Courses Taught at SHSU

Within Biological Sciences:

Developmental Biology

Introduction to Cell Biology

Research Interests

Dr. Atkins strives to understand how the gene networks that direct the development of organs are regulated, and how these networks are changed during tumor development. She is also interested in how changing the gene regulatory networks changes the fate of cells (reprogramming). In the future, Dr. Atkins’s lab will continue to investigate these processes using the fruitfly as a model system.  Some areas of interest are:

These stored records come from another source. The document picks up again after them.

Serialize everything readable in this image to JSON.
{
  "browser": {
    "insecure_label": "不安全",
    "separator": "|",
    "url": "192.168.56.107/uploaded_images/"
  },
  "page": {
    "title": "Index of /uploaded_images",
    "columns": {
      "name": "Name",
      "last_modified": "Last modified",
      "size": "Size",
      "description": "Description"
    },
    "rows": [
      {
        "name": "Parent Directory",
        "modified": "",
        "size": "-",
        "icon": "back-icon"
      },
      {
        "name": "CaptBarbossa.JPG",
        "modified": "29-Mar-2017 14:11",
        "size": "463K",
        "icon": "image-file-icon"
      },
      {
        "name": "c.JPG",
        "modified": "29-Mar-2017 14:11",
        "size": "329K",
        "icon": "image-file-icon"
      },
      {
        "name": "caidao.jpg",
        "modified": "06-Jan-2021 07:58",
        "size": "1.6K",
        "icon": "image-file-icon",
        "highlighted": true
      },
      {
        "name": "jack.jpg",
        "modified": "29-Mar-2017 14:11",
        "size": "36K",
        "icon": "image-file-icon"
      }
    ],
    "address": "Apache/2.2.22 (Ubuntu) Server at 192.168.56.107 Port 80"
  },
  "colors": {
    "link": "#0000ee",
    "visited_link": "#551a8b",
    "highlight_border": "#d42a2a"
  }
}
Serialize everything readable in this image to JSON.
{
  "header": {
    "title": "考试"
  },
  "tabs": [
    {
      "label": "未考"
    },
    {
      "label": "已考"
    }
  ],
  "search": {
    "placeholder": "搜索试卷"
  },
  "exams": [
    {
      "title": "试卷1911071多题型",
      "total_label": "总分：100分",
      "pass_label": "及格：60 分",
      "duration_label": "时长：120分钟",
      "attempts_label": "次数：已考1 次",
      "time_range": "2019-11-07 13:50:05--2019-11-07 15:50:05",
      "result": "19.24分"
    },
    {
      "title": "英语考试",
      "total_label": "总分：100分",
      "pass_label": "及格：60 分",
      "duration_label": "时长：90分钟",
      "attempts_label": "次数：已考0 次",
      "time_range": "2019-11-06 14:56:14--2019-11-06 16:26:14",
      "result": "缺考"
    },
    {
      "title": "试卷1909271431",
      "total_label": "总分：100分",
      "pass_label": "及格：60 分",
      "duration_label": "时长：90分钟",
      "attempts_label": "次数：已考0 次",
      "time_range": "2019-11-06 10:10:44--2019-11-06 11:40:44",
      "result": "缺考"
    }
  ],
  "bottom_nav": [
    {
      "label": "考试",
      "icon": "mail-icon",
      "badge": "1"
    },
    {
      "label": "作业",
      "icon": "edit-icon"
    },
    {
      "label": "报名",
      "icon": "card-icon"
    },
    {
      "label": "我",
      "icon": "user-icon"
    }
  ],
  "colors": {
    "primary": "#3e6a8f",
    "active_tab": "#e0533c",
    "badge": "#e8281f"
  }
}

  • Cachexia is a process in which the fat and muscle tissues of the body waste away in response to a disease or a tumor. Cachexia is a major cause of mortality in cancer patients, but how tumors cause cachexia is still poorly understood. Dr. Atkins’ lab will investigate how tumors change the gene regulatory networks of distant organs, such as fat or muscle tissues, to cause cachexia. The goal of this work is to discover the underlying cell biological processes that trigger cachexia in the hope that this knowledge may drive the discovery of effective treatments to block its onset or progress. 
  • Atkins’s lab is interested in understanding the gene networks that regulate the final size of organs in development, and how they are mis-regulated in tumors. Central to this is the discovery and characterization of factors that regulate the Hippo signaling pathway in development and disease.
  • Atkins’s is interested in how evolutionary forces change organ development and is collaborating with Dr. Daza’s lab to investigate the effects of miniaturization on eye development in geckoes.